Nurses to seek significant pay rises in next public service deal

Industrial action by nurses deferred to allow for ballot on revised Government proposals

The Government’s new proposals include the reintroduction of a number of allowances and the establishment of a pilot pre-retirement job-sharing scheme for nurses aged over 55

The Government’s new proposals include the reintroduction of a number of allowances and the establishment of a pilot pre-retirement job-sharing scheme for nurses aged over 55

 

Nurses are expected to seek significant pay rises as part of talks in the coming months on a new public service pay deal to succeed the Lansdowne Road agreement.

The executive council of the Irish Nurses and Midwives Organisation (INMO) on Saturday decided to defer industrial action which was scheduled to commence Tuesday in a dispute over staff recruitment and retention.

The INMO is to urge its members to accept revised proposals drawn up by health service management which met some of the union’s demands such as the restoration of allowances for staff recruited since 2011 and a new pre-retirement scheme.

However, the Government ruled out any increases in pay in advance of the report of the Public Service Pay Commission and the planned talks on a successor to the Lansdowne Road agreement.

Minister for Health Simon Harris welcomed the deferral of the INMO industrial action.

INMO general secretary Liam Doran said the Government had to understand that talking nicely about dealing with recruitment and retention problems and the need to address pay had to translate into definite action in improving pay and conditions for nurses and midwives.

He said “that has to start and be part of the successor to the Lansdowne Road agreement when negotiations take place”.

Strategic reasons

Mr Doran said the union was urging members to accept the new proposals “for strategic reasons”. He said the proposals represented an improvement in terms of staffing numbers, recruitment practices and retention mechanisms.

He added that the union’s decision ensured that its members would receive increases due under the Lansdowne Road deal and continue to enjoy its protections as well as ensuring it would be part of the talks on the successor deal in May.

“We are saying to our members that there was good work done in this agreement, and there is much more to be done.
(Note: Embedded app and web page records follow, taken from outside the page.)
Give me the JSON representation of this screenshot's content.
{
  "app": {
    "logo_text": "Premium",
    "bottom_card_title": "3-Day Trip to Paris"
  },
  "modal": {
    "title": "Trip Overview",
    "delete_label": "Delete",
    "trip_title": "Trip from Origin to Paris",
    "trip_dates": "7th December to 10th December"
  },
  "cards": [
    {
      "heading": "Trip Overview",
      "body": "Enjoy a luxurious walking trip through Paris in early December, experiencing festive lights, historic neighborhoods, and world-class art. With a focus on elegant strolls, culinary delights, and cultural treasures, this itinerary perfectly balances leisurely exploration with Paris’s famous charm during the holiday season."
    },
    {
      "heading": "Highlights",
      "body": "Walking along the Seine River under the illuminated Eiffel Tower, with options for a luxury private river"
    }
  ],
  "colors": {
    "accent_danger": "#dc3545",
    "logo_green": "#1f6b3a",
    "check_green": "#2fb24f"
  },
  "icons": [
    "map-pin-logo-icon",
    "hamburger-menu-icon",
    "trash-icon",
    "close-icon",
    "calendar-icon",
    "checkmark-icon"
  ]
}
But we should do that through the procedures, and we should make sure that any new agreement is capable once and for all of resolving and addressing the medium and long-term pay issue for nurses and midwives so that we are as competitive as every other jurisdiction...”
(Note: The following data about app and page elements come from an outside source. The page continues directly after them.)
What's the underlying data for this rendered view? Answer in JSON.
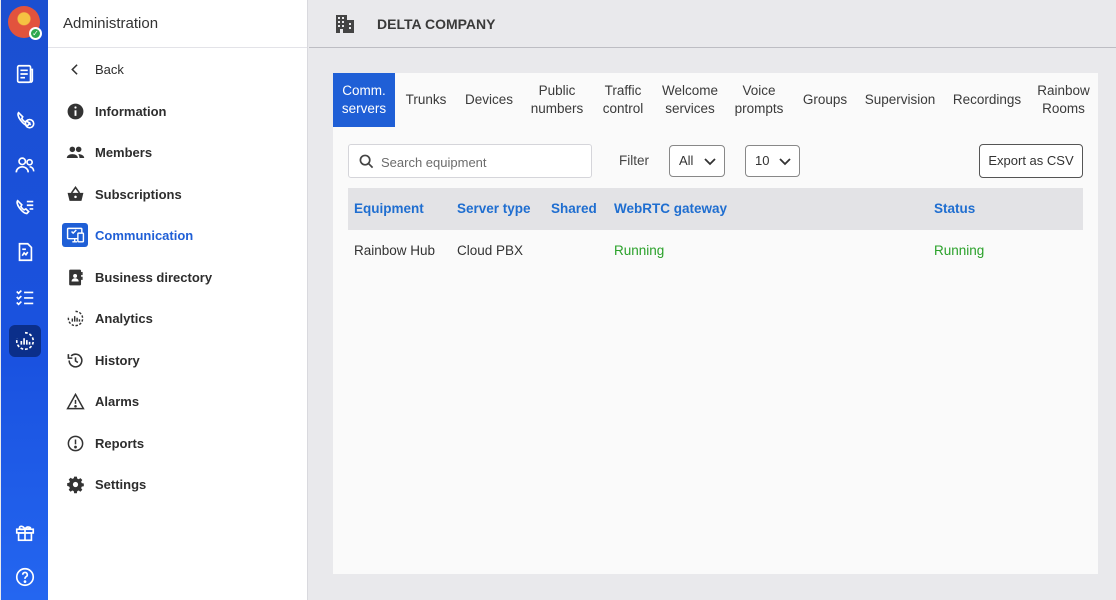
{
  "rail": {
    "items": [
      {
        "icon": "directory-icon"
      },
      {
        "icon": "phone-clock-icon"
      },
      {
        "icon": "users-icon"
      },
      {
        "icon": "call-list-icon"
      },
      {
        "icon": "document-icon"
      },
      {
        "icon": "checklist-icon"
      },
      {
        "icon": "analytics-icon",
        "active": true
      }
    ],
    "bottom": [
      {
        "icon": "gift-icon"
      },
      {
        "icon": "help-icon"
      }
    ]
  },
  "sidebar": {
    "title": "Administration",
    "items": [
      {
        "label": "Back",
        "icon": "chevron-left-icon"
      },
      {
        "label": "Information",
        "icon": "info-icon"
      },
      {
        "label": "Members",
        "icon": "members-icon"
      },
      {
        "label": "Subscriptions",
        "icon": "basket-icon"
      },
      {
        "label": "Communication",
        "icon": "communication-icon",
        "active": true
      },
      {
        "label": "Business directory",
        "icon": "contact-book-icon"
      },
      {
        "label": "Analytics",
        "icon": "analytics-icon"
      },
      {
        "label": "History",
        "icon": "history-icon"
      },
      {
        "label": "Alarms",
        "icon": "alarm-triangle-icon"
      },
      {
        "label": "Reports",
        "icon": "report-icon"
      },
      {
        "label": "Settings",
        "icon": "gear-icon"
      }
    ]
  },
  "header": {
    "company": "DELTA COMPANY",
    "icon": "building-icon"
  },
  "tabs": [
    {
      "label": "Comm.\nservers",
      "active": true
    },
    {
      "label": "Trunks"
    },
    {
      "label": "Devices"
    },
    {
      "label": "Public\nnumbers"
    },
    {
      "label": "Traffic\ncontrol"
    },
    {
      "label": "Welcome\nservices"
    },
    {
      "label": "Voice\nprompts"
    },
    {
      "label": "Groups"
    },
    {
      "label": "Supervision"
    },
    {
      "label": "Recordings"
    },
    {
      "label": "Rainbow\nRooms"
    }
  ],
  "toolbar": {
    "search_placeholder": "Search equipment",
    "filter_label": "Filter",
    "filter_value": "All",
    "page_size": "10",
    "export_label": "Export as CSV"
  },
  "table": {
    "columns": [
      "Equipment",
      "Server type",
      "Shared",
      "WebRTC gateway",
      "Status"
    ],
    "rows": [
      [
        "Rainbow Hub",
        "Cloud PBX",
        "",
        "Running",
        "Running"
      ]
    ]
  },
  "colors": {
    "accent": "#1f5fd6",
    "link": "#1f6ed0",
    "running": "#2aa12a",
    "rail": "#1b4fd0"
  }
}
The Government’s new proposals included the reintroduction of a number of allowances and the establishment of a pilot pre-retirement job-sharing scheme for nurses aged over 55.

There is also to be a review of education and development supports for nurses and midwives, while some additional promotional posts will also be provided.
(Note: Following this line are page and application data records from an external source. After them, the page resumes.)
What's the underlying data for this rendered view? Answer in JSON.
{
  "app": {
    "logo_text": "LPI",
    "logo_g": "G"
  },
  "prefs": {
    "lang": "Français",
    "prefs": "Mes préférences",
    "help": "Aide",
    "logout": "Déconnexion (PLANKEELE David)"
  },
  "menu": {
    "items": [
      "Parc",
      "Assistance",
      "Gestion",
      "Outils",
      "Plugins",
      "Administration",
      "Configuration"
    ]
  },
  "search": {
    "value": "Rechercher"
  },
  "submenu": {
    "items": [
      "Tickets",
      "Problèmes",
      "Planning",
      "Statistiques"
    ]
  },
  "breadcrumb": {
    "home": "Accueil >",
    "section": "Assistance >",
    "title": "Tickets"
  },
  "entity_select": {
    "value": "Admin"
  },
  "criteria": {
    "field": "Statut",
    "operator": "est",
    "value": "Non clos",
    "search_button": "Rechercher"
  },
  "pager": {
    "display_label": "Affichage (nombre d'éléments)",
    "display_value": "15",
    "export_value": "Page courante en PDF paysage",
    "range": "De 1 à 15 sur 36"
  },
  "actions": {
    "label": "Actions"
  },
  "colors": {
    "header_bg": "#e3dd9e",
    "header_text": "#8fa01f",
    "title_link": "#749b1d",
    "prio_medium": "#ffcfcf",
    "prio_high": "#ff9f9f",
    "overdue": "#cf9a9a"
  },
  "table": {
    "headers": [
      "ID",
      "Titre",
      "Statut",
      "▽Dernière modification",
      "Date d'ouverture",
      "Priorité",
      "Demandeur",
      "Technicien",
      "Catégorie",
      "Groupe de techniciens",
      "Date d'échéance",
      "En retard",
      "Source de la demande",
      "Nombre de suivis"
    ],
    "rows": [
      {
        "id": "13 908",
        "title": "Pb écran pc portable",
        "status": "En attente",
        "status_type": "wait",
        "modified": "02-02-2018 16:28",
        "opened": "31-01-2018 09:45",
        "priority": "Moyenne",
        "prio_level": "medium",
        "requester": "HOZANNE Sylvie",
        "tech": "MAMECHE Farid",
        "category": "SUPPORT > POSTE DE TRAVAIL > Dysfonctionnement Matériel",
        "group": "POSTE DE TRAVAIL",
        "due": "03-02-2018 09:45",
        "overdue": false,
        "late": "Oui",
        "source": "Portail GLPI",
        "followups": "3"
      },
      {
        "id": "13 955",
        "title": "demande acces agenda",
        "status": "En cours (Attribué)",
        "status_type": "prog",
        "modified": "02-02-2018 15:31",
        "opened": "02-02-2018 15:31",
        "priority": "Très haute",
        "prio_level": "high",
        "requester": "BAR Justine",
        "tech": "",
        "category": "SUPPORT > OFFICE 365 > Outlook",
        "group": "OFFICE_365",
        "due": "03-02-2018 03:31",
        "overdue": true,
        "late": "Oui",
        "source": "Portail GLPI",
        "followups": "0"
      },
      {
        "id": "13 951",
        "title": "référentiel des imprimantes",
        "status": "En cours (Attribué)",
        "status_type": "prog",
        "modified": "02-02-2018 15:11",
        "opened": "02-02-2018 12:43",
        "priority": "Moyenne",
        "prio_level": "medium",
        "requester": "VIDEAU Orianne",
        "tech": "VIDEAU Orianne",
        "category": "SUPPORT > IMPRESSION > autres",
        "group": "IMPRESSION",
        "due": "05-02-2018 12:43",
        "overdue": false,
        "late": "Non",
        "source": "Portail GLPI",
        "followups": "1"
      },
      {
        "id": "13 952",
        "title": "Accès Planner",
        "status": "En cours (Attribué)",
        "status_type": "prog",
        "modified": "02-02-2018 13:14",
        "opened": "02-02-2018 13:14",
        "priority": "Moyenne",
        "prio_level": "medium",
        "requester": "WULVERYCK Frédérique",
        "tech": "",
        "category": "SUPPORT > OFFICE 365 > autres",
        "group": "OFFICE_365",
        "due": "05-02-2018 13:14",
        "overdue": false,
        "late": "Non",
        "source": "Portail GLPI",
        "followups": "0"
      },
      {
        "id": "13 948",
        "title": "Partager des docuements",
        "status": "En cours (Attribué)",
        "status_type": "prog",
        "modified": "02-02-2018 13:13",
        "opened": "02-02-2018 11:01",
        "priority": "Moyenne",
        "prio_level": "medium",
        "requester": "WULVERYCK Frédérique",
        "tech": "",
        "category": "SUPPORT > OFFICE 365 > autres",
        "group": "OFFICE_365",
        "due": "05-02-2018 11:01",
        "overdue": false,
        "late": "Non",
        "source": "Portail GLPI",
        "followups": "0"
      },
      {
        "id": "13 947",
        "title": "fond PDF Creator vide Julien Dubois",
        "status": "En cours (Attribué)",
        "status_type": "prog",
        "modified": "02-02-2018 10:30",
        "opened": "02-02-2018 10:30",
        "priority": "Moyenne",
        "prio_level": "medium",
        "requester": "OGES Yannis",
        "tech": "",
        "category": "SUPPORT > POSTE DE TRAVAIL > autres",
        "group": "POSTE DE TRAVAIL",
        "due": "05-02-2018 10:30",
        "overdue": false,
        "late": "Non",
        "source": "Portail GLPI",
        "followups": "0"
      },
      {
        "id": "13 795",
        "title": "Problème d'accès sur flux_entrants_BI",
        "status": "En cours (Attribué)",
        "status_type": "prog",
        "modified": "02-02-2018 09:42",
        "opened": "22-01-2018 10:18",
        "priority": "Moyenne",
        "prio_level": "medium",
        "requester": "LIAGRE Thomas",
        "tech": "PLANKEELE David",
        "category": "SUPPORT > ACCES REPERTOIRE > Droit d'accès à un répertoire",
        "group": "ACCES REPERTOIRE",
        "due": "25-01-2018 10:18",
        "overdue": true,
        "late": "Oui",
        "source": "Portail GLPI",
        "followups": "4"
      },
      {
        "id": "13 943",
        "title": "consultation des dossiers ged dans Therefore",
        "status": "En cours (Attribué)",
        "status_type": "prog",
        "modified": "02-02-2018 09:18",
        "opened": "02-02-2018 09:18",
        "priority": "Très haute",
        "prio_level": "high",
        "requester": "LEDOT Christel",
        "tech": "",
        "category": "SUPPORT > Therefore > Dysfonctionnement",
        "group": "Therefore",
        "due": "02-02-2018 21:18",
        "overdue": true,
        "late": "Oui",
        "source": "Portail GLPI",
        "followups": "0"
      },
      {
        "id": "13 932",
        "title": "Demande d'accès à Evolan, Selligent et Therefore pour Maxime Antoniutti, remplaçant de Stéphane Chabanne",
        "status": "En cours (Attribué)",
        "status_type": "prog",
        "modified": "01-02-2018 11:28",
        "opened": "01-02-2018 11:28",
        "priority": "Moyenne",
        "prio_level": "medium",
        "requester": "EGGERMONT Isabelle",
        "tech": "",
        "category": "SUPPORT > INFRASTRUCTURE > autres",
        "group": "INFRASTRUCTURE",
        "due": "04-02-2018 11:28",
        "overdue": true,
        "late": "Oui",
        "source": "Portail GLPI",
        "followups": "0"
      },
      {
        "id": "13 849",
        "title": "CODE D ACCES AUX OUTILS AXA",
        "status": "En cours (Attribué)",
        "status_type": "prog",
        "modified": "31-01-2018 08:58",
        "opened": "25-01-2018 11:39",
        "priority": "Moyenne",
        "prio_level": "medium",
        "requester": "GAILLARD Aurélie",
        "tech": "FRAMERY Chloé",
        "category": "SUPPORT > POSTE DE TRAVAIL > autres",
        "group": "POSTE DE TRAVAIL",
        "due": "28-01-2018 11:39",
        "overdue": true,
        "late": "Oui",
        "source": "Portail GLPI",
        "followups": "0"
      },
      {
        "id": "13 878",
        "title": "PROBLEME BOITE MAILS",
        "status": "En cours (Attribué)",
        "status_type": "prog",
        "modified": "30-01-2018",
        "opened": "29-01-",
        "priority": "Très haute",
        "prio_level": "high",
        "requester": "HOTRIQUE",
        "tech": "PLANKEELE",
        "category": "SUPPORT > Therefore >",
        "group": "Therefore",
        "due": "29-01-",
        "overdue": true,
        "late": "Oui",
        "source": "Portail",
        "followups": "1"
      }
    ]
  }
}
Professional development

Health service management rejected a proposal from nurses that they be given one hour per week of work time for continuous professional development. The proposal document said that such a demand “has very significant cost implications and wider policy implications, and cannot, therefore, be conceded”.

The introduction of payment for missed meal breaks was also ruled out as the demand had “very significant cost and wider policy implications”.

“The management position is that meal breaks must be provided. In order to address management systems issues where they arise, a data-gathering process is currently under way and will be completed by end April. Management will put measures in place to ensure issues identified in this exercise are addressed with a view to such measures being decided by the end of May.”

Health service management had previously estimated that paying nurses for missed meal breaks would cost €83 million, while granting one hour a week for continuous professional development would cost €48 million a year.

The Government had previously offered to recruit an additional 1,200 nurses this year under a funded workforce plan and to grant greater autonomy to nursing managers to take on staff.